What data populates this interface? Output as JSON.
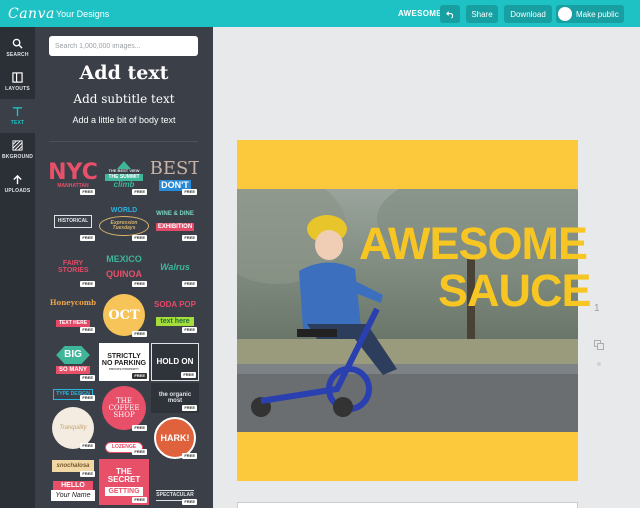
{
  "topbar": {
    "logo": "Canva",
    "nav_link": "Your Designs",
    "document_title": "AWESOME",
    "undo_icon": "undo-icon",
    "share_label": "Share",
    "download_label": "Download",
    "make_public_label": "Make public",
    "accent": "#1fc2c4"
  },
  "rail": {
    "items": [
      {
        "label": "SEARCH",
        "icon": "search-icon"
      },
      {
        "label": "LAYOUTS",
        "icon": "layouts-icon"
      },
      {
        "label": "TEXT",
        "icon": "text-icon"
      },
      {
        "label": "BKGROUND",
        "icon": "background-icon"
      },
      {
        "label": "UPLOADS",
        "icon": "upload-icon"
      }
    ],
    "active": "TEXT"
  },
  "panel": {
    "search_placeholder": "Search 1,000,000 images...",
    "add_title": "Add text",
    "add_subtitle": "Add subtitle text",
    "add_body": "Add a little bit of body text",
    "free_badge": "FREE",
    "tiles": {
      "nyc": "NYC",
      "manhattan": "MANHATTAN",
      "best_view": "THE BEST VIEW",
      "summit": "THE SUMMIT",
      "climb": "climb",
      "best": "BEST",
      "dont": "DON'T",
      "world": "WORLD",
      "historical": "HISTORICAL",
      "expression": "Expression Tuesdays",
      "wine": "WINE & DINE",
      "fairy": "FAIRY STORIES",
      "mexico": "MEXICO",
      "exhibition": "EXHIBITION",
      "quinoa": "QUINOA",
      "walrus": "Walrus",
      "honeycomb": "Honeycomb",
      "oct": "OCT",
      "soda": "SODA POP",
      "text_here": "TEXT HERE",
      "text_here2": "text here",
      "big": "BIG",
      "so_many": "SO MANY",
      "strictly": "STRICTLY",
      "no_parking": "NO PARKING",
      "private": "PRIVATE PROPERTY",
      "hold_on": "HOLD ON",
      "type_design": "TYPE DESIGN",
      "the_coffee": "THE COFFEE SHOP",
      "organic": "the organic most",
      "tranquility": "Tranquility",
      "lozenge": "LOZENGE",
      "hark": "HARK!",
      "snochalosa": "snochalosa",
      "secret": "THE SECRET",
      "getting": "GETTING",
      "hello": "HELLO",
      "your_name": "Your Name",
      "spectacular": "SPECTACULAR"
    }
  },
  "canvas": {
    "headline_1": "AWESOME",
    "headline_2": "SAUCE",
    "page_number": "1",
    "background_color": "#fbc93b",
    "headline_color": "#f7c623"
  }
}
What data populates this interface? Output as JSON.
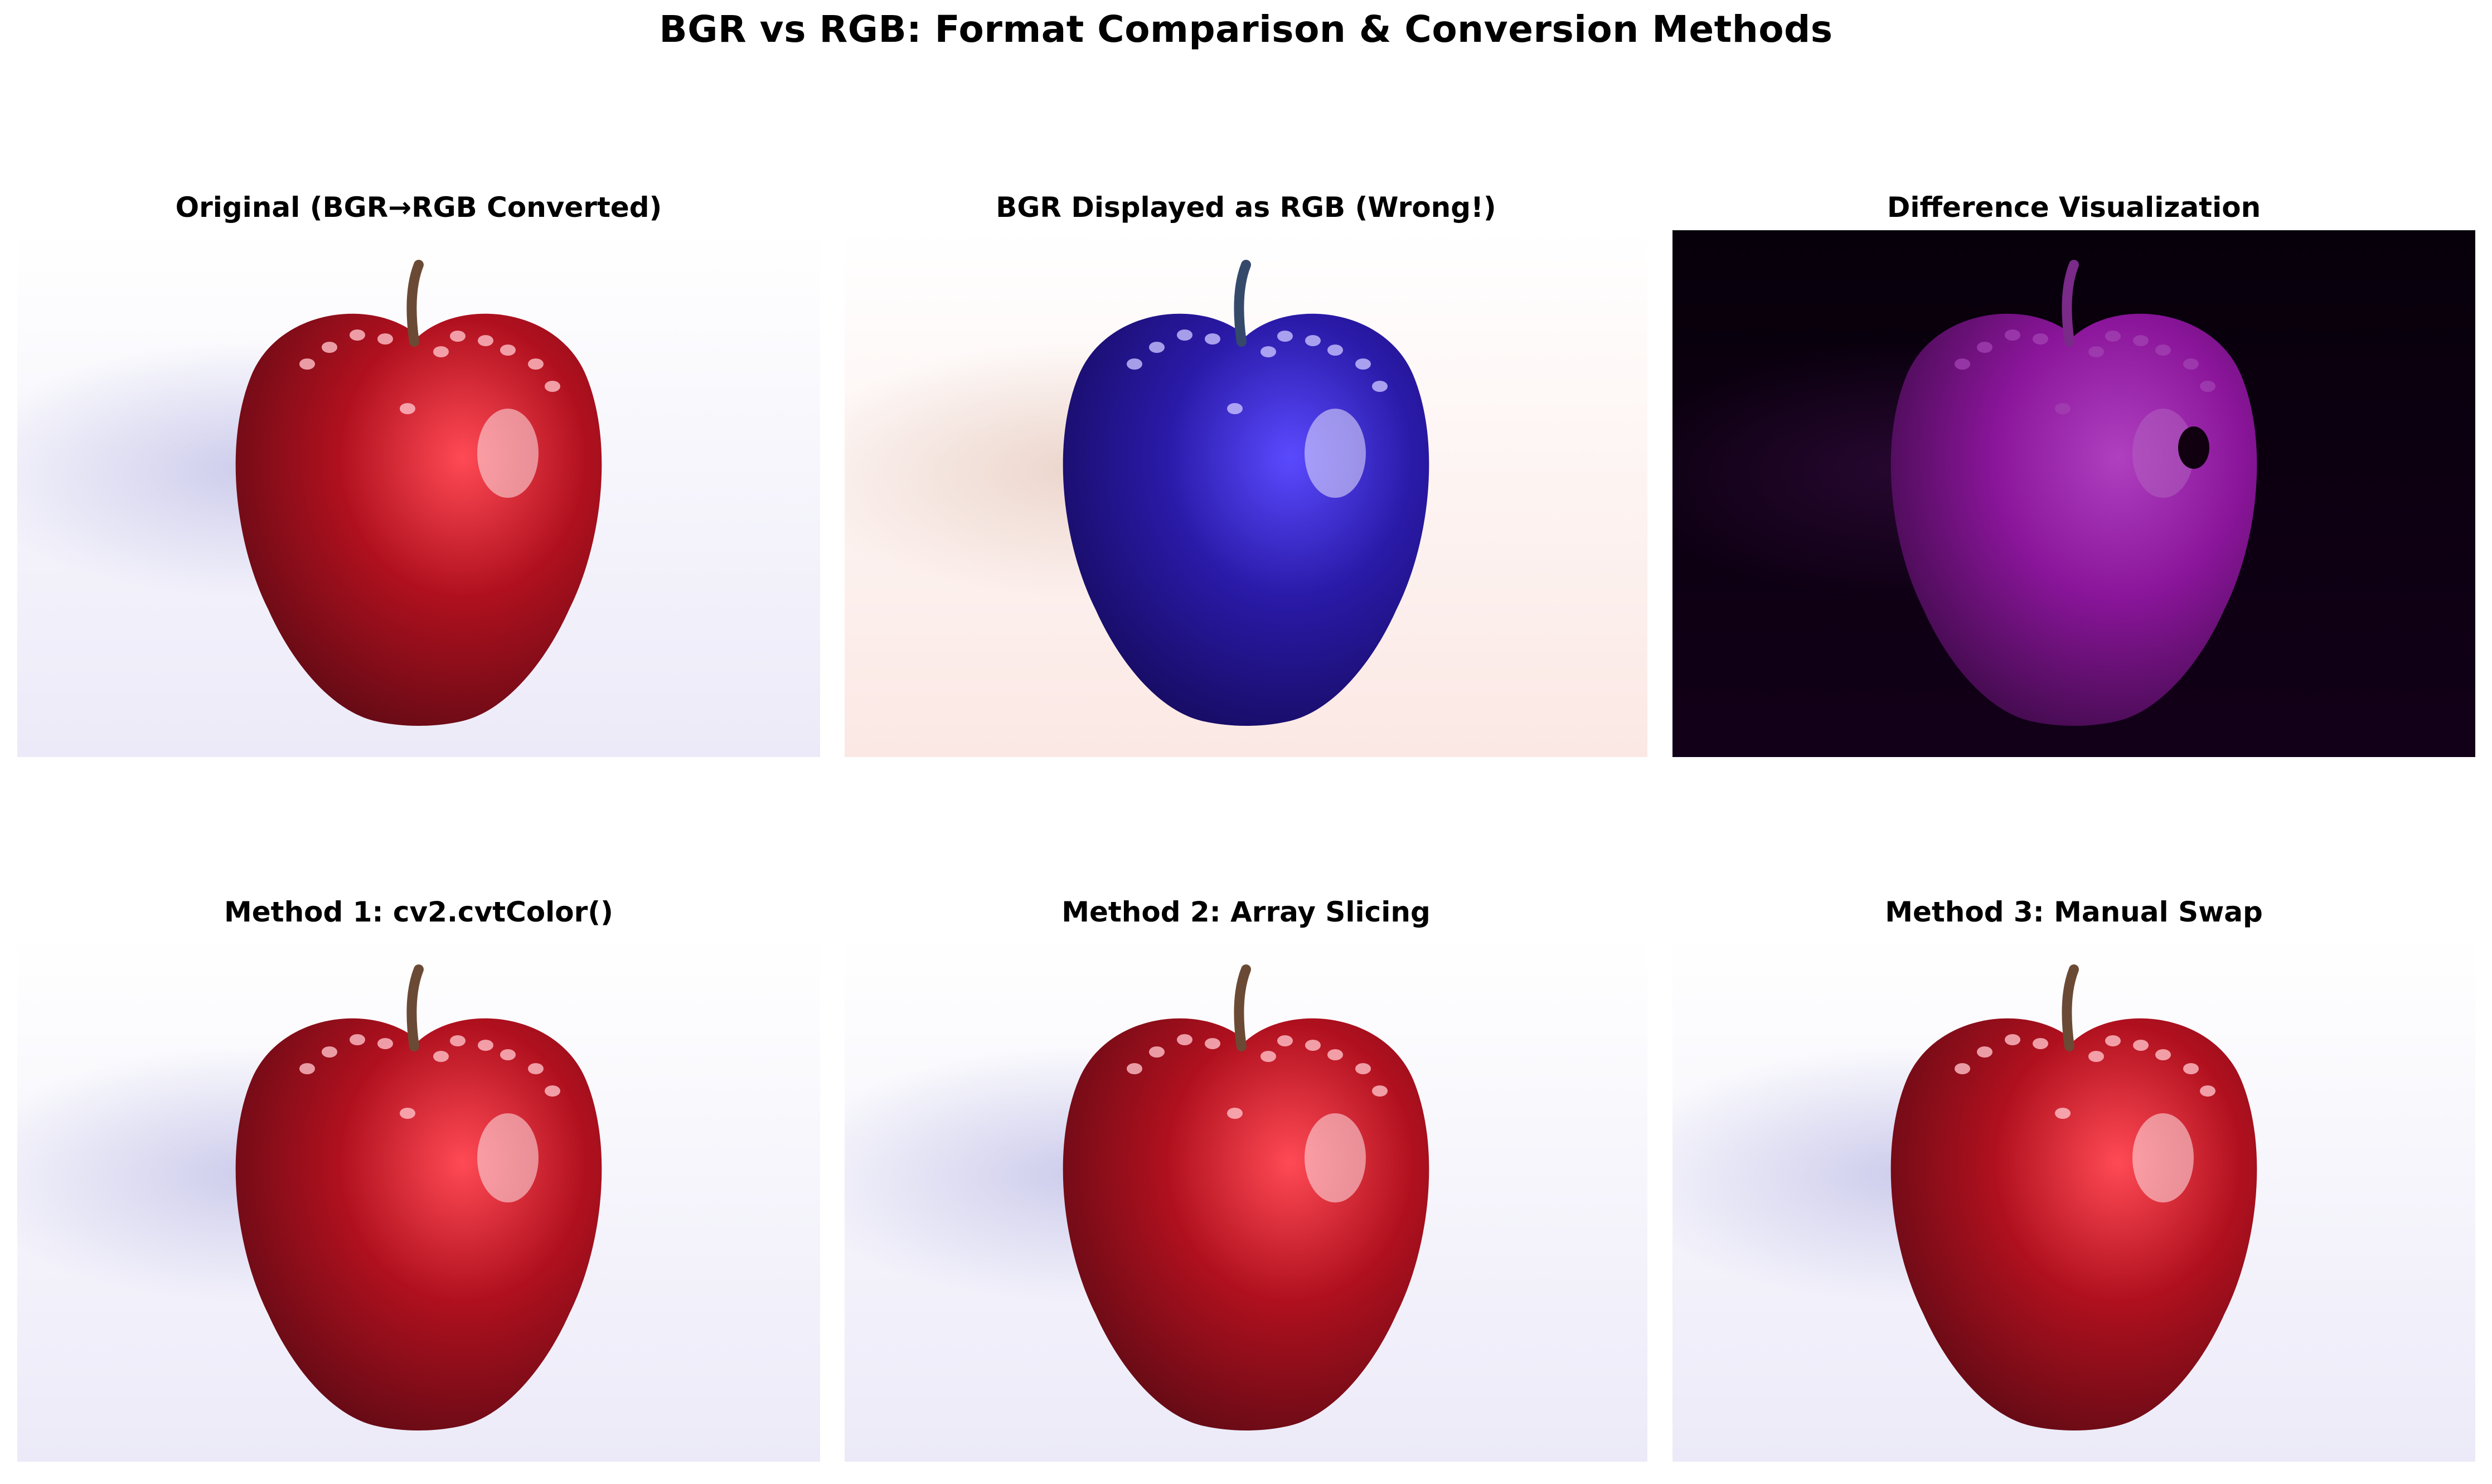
{
  "figure": {
    "title": "BGR vs RGB: Format Comparison & Conversion Methods"
  },
  "panels": [
    {
      "title": "Original (BGR→RGB Converted)",
      "variant": "rgb"
    },
    {
      "title": "BGR Displayed as RGB (Wrong!)",
      "variant": "bgr"
    },
    {
      "title": "Difference Visualization",
      "variant": "diff"
    },
    {
      "title": "Method 1: cv2.cvtColor()",
      "variant": "rgb"
    },
    {
      "title": "Method 2: Array Slicing",
      "variant": "rgb"
    },
    {
      "title": "Method 3: Manual Swap",
      "variant": "rgb"
    }
  ],
  "colors": {
    "apple_red": "#b0101e",
    "apple_blue": "#2a1aa8",
    "diff_magenta": "#8a159a",
    "diff_background": "#07000a"
  }
}
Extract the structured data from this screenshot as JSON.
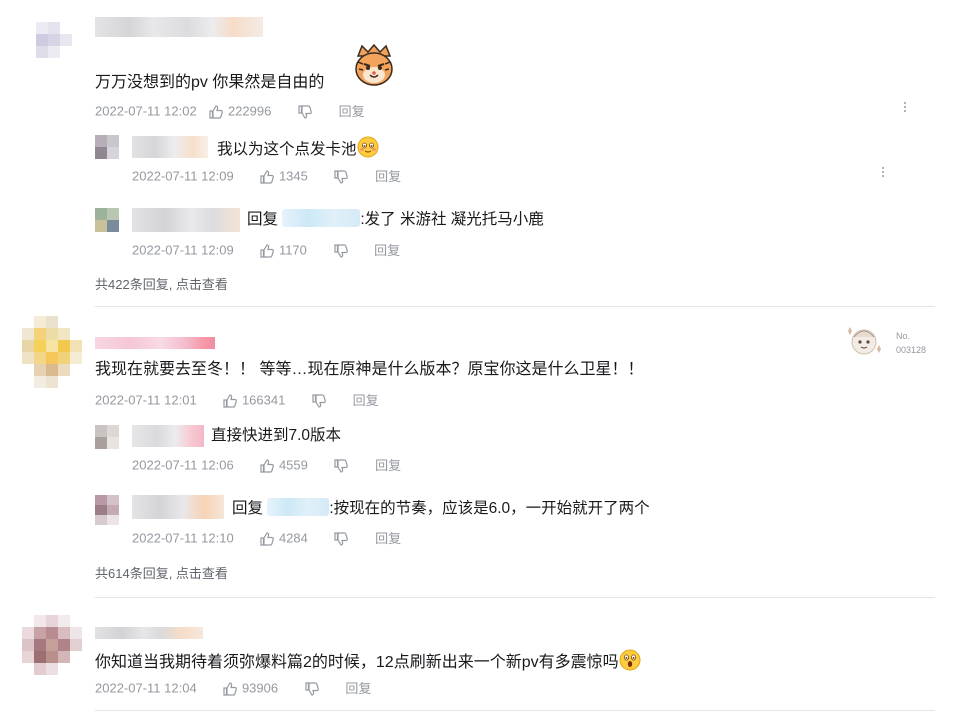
{
  "comments": [
    {
      "text": "万万没想到的pv 你果然是自由的",
      "time": "2022-07-11 12:02",
      "likes": "222996",
      "reply_label": "回复",
      "replies": [
        {
          "text": "我以为这个点发卡池",
          "time": "2022-07-11 12:09",
          "likes": "1345",
          "reply_label": "回复"
        },
        {
          "prefix": "回复",
          "text": ":发了 米游社 凝光托马小鹿",
          "time": "2022-07-11 12:09",
          "likes": "1170",
          "reply_label": "回复"
        }
      ],
      "view_more": "共422条回复, 点击查看"
    },
    {
      "text": "我现在就要去至冬！！ 等等…现在原神是什么版本？原宝你这是什么卫星！！",
      "time": "2022-07-11 12:01",
      "likes": "166341",
      "reply_label": "回复",
      "badge_label": "No.",
      "badge_number": "003128",
      "replies": [
        {
          "text": "直接快进到7.0版本",
          "time": "2022-07-11 12:06",
          "likes": "4559",
          "reply_label": "回复"
        },
        {
          "prefix": "回复",
          "text": ":按现在的节奏，应该是6.0，一开始就开了两个",
          "time": "2022-07-11 12:10",
          "likes": "4284",
          "reply_label": "回复"
        }
      ],
      "view_more": "共614条回复, 点击查看"
    },
    {
      "text": "你知道当我期待着须弥爆料篇2的时候，12点刷新出来一个新pv有多震惊吗",
      "time": "2022-07-11 12:04",
      "likes": "93906",
      "reply_label": "回复"
    }
  ],
  "icons": {
    "like": "thumb-up-icon",
    "dislike": "thumb-down-icon",
    "more": "more-vertical-icon"
  },
  "colors": {
    "text": "#18191c",
    "meta": "#9499a0",
    "pink_name": "#fb7299"
  }
}
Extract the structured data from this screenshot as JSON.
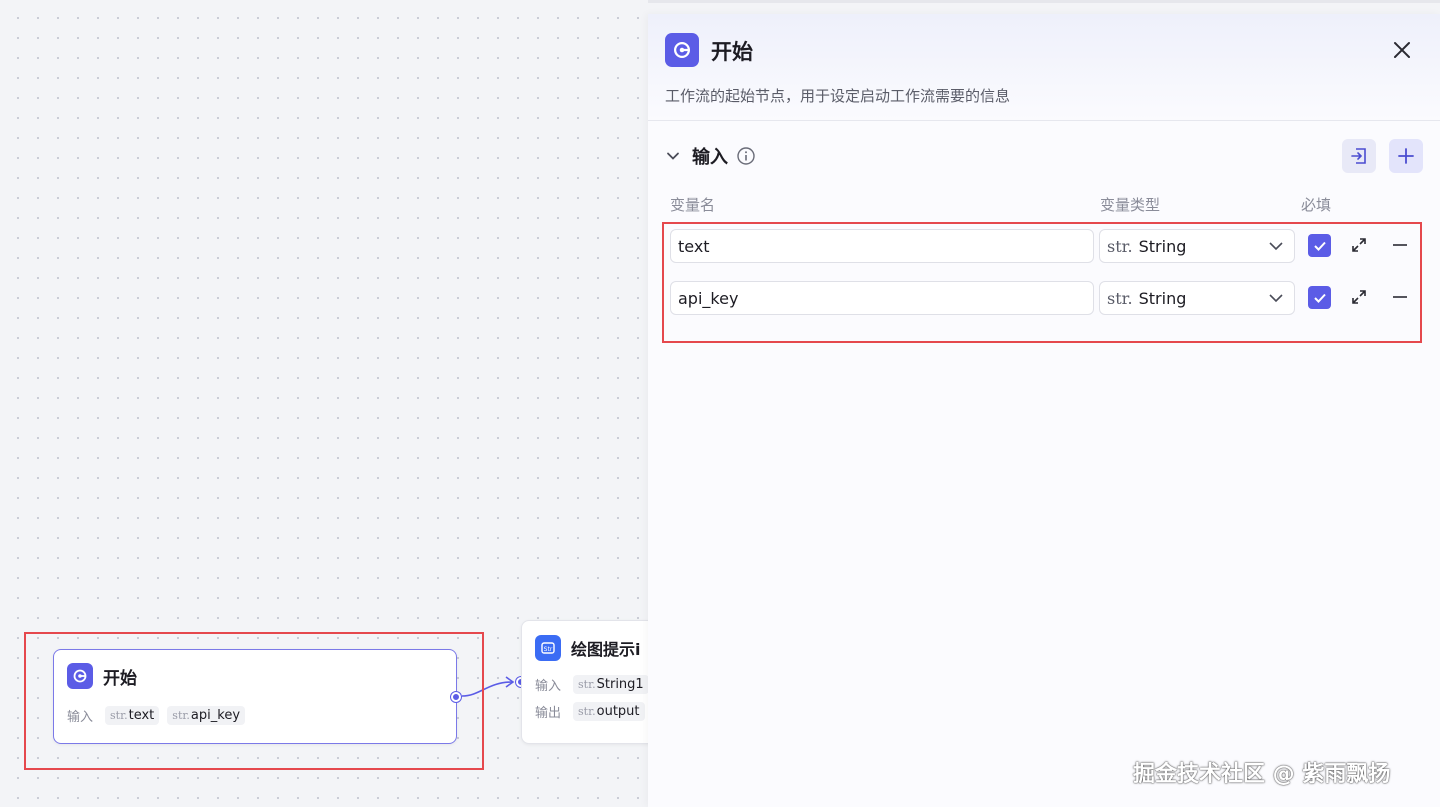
{
  "canvas": {
    "start_node": {
      "title": "开始",
      "input_label": "输入",
      "params": [
        {
          "type_prefix": "str.",
          "name": "text"
        },
        {
          "type_prefix": "str.",
          "name": "api_key"
        }
      ]
    },
    "str_node": {
      "title": "绘图提示i",
      "input_label": "输入",
      "output_label": "输出",
      "input_param": {
        "type_prefix": "str.",
        "name": "String1"
      },
      "output_param": {
        "type_prefix": "str.",
        "name": "output"
      }
    }
  },
  "panel": {
    "title": "开始",
    "description": "工作流的起始节点，用于设定启动工作流需要的信息",
    "section_title": "输入",
    "columns": {
      "name": "变量名",
      "type": "变量类型",
      "required": "必填"
    },
    "rows": [
      {
        "name": "text",
        "type_prefix": "str.",
        "type": "String",
        "required": true
      },
      {
        "name": "api_key",
        "type_prefix": "str.",
        "type": "String",
        "required": true
      }
    ]
  },
  "watermark": "掘金技术社区 @ 紫雨飘扬",
  "colors": {
    "accent": "#5b5ce6",
    "highlight": "#e5484d",
    "str_node": "#3b6cf4"
  }
}
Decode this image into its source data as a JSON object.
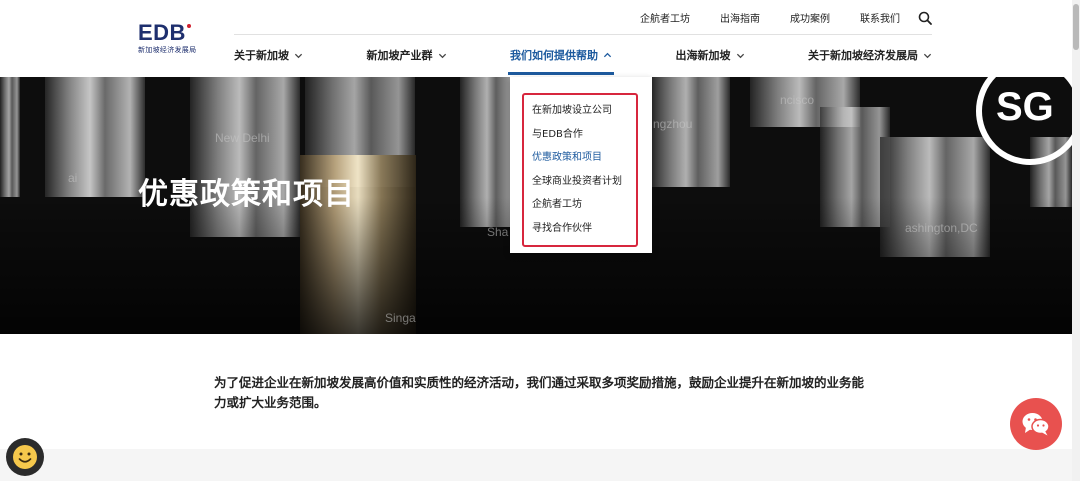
{
  "logo": {
    "text": "EDB",
    "subtitle": "新加坡经济发展局"
  },
  "util_nav": [
    "企航者工坊",
    "出海指南",
    "成功案例",
    "联系我们"
  ],
  "main_nav": [
    {
      "label": "关于新加坡",
      "active": false
    },
    {
      "label": "新加坡产业群",
      "active": false
    },
    {
      "label": "我们如何提供帮助",
      "active": true
    },
    {
      "label": "出海新加坡",
      "active": false
    },
    {
      "label": "关于新加坡经济发展局",
      "active": false
    }
  ],
  "dropdown": [
    {
      "label": "在新加坡设立公司",
      "active": false
    },
    {
      "label": "与EDB合作",
      "active": false
    },
    {
      "label": "优惠政策和项目",
      "active": true
    },
    {
      "label": "全球商业投资者计划",
      "active": false
    },
    {
      "label": "企航者工坊",
      "active": false
    },
    {
      "label": "寻找合作伙伴",
      "active": false
    }
  ],
  "hero": {
    "title": "优惠政策和项目",
    "badge": "SG",
    "city_labels": [
      "New Delhi",
      "ngzhou",
      "ncisco",
      "ashington,DC",
      "Singa",
      "Sha",
      "ai"
    ]
  },
  "intro": "为了促进企业在新加坡发展高价值和实质性的经济活动，我们通过采取多项奖励措施，鼓励企业提升在新加坡的业务能力或扩大业务范围。",
  "colors": {
    "brand": "#1e2f6e",
    "accent": "#1d5a9e",
    "highlight": "#d7263d",
    "wechat": "#e8514f"
  },
  "icons": {
    "search": "search-icon",
    "wechat": "wechat-icon",
    "assistant": "smiley-icon",
    "chevron": "chevron-down-icon"
  }
}
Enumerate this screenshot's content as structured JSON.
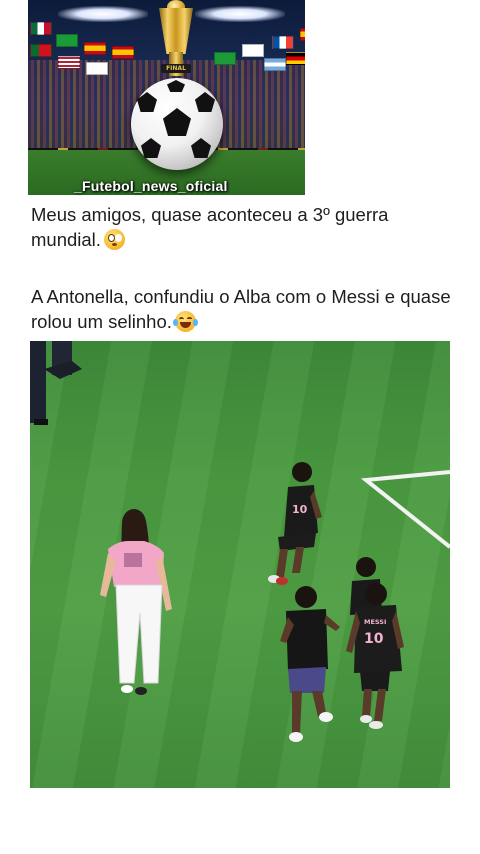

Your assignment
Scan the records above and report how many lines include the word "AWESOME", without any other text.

Task result
2